[Records from a data source]
##########

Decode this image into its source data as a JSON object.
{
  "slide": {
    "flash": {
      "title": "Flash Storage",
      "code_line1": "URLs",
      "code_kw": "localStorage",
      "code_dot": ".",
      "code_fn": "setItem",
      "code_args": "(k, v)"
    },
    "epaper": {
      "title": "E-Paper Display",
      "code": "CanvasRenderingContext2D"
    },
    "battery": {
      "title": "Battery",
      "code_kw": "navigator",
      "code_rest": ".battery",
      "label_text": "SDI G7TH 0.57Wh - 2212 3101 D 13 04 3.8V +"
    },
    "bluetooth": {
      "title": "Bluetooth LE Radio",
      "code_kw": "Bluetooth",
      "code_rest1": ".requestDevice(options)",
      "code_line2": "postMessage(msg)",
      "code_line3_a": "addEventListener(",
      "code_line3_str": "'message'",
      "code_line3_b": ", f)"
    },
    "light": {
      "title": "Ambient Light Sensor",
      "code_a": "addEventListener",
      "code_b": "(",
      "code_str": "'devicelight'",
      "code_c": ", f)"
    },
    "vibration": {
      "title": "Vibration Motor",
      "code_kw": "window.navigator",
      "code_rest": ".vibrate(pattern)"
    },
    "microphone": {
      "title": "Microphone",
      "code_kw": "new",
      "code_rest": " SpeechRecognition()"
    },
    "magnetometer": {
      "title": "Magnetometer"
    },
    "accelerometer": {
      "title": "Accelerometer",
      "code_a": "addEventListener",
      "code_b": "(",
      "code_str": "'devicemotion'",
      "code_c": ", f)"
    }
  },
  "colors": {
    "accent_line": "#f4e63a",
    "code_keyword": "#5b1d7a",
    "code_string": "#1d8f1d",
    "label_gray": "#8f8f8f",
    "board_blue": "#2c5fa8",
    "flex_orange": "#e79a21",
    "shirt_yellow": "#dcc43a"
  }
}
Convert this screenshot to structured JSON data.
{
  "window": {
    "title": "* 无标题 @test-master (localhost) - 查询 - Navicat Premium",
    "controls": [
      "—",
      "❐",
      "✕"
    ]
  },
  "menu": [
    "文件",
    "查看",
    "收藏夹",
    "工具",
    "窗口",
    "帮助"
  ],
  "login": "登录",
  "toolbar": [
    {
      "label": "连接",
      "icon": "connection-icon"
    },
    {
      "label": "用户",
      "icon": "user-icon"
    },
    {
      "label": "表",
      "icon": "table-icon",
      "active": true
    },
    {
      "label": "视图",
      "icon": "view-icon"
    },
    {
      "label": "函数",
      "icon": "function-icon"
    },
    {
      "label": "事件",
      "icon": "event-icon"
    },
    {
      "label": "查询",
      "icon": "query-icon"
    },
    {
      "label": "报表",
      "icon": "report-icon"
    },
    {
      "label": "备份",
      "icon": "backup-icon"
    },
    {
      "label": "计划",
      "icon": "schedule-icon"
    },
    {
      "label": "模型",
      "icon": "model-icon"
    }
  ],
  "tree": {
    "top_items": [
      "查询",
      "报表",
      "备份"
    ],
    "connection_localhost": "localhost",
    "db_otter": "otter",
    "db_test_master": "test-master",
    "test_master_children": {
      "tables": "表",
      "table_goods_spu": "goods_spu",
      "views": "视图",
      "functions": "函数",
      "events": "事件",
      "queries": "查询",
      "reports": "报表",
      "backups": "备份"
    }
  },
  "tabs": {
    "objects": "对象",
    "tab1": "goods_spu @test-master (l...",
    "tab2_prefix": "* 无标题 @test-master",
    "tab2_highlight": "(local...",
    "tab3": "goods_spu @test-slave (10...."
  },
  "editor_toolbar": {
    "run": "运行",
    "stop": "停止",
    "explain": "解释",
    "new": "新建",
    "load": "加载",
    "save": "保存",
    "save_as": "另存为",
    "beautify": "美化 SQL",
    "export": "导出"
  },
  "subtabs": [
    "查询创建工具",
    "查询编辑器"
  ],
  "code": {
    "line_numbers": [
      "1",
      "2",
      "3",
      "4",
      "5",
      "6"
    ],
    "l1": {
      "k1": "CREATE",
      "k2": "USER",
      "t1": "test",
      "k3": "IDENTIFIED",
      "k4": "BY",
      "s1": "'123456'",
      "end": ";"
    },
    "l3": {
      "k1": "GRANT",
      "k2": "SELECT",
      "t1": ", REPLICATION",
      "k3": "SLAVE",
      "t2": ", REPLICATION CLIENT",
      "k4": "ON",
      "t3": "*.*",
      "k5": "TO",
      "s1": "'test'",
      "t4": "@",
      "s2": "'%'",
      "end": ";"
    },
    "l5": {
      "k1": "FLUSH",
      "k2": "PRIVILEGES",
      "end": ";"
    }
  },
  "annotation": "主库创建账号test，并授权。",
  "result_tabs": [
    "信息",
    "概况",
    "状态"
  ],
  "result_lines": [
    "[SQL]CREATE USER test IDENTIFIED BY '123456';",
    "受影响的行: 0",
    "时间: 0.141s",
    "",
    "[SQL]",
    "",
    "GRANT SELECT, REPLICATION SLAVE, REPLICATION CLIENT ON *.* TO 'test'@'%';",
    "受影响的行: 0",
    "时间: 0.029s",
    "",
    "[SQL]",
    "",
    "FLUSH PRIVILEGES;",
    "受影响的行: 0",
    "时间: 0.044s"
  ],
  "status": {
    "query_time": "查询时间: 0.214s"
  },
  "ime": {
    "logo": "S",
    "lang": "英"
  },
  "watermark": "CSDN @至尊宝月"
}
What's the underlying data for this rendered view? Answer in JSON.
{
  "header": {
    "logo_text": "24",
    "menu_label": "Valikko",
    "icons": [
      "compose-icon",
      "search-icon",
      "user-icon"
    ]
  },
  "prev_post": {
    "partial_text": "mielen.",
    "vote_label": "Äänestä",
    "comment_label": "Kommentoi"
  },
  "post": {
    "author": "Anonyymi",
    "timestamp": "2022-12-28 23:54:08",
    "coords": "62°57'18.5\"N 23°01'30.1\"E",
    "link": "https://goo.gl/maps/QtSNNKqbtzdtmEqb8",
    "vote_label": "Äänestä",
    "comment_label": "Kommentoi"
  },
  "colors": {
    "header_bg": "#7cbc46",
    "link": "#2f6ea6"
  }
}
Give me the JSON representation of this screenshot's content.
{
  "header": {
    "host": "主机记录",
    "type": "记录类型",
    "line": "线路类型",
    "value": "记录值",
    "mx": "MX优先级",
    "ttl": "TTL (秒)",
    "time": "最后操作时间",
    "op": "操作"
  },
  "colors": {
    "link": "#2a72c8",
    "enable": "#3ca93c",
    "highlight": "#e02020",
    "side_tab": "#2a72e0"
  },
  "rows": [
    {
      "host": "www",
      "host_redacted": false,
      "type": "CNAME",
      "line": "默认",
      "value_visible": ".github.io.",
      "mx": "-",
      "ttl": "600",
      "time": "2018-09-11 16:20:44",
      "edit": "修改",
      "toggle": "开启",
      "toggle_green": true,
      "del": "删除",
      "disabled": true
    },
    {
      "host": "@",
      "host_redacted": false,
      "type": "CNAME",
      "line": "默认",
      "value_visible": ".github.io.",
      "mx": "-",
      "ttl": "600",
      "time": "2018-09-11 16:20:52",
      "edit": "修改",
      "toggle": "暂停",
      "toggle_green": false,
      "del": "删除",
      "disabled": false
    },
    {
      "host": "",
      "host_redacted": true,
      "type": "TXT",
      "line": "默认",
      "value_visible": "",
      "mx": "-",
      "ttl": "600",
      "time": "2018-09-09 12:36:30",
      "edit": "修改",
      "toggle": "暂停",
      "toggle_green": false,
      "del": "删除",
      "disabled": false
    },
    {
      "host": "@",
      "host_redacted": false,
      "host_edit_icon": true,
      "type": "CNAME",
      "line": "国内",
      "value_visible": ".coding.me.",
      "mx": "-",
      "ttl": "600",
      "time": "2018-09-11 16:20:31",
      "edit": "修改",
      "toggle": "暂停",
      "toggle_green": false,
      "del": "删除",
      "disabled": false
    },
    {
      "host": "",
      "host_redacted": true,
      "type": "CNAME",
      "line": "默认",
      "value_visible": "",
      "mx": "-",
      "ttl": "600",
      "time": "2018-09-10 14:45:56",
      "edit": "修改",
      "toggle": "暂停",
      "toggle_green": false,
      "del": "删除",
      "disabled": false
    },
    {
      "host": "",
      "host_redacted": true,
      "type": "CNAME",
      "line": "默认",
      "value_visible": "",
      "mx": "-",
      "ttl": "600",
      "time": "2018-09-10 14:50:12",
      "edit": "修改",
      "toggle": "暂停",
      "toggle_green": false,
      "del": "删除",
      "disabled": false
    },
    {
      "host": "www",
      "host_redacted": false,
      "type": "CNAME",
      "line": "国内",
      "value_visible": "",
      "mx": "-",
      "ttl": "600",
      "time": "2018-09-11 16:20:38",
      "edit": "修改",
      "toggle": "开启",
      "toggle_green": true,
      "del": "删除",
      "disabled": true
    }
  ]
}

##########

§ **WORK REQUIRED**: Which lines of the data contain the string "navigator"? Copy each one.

§ **ANSWER TO THIS PROBLEM**:
      "code_kw": "navigator",
      "code_kw": "window.navigator",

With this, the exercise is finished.